Content starts
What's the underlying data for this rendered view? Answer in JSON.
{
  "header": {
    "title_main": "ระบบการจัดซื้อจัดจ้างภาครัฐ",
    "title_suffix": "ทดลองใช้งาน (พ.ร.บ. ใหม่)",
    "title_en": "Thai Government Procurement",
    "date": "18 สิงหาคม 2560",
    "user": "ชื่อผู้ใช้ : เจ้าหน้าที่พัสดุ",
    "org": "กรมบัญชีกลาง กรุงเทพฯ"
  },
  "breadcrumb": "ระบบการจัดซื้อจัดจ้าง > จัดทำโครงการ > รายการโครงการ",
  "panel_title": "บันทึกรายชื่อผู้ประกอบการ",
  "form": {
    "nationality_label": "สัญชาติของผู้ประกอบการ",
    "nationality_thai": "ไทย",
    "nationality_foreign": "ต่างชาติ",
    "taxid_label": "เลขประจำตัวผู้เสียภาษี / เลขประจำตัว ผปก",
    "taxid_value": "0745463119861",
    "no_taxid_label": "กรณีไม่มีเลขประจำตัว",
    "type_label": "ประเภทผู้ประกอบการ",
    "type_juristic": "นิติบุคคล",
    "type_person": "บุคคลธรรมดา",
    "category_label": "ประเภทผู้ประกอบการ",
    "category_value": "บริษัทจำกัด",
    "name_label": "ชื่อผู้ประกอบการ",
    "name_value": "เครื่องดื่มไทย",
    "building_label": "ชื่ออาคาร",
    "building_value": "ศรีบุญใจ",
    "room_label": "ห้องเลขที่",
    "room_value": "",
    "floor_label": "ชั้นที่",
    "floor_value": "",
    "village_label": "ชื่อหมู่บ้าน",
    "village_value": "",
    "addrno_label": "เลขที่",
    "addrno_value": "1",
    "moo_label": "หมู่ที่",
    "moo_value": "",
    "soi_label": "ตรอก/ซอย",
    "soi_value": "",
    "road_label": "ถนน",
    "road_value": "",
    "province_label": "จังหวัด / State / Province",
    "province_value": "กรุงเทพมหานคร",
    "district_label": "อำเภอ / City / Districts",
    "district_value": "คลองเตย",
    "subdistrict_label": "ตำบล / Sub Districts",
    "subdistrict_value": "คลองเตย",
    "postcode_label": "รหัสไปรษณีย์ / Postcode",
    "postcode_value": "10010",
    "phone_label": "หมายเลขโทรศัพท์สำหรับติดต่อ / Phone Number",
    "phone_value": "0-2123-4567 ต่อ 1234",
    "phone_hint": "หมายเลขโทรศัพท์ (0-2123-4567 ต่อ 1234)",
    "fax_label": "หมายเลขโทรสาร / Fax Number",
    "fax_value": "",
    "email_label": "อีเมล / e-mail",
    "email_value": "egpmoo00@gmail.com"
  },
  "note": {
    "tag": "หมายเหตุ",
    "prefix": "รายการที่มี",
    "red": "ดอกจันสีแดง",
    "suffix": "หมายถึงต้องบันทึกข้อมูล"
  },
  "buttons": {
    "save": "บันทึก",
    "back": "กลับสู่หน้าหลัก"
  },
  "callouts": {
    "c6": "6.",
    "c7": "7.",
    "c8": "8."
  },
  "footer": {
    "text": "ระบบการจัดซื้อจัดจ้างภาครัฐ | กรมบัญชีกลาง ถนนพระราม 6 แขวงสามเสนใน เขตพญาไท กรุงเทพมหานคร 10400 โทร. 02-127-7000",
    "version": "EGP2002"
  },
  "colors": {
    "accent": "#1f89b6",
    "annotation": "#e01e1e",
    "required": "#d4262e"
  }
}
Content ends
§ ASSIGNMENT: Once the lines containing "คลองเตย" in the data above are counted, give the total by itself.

§ RESPONSE: 2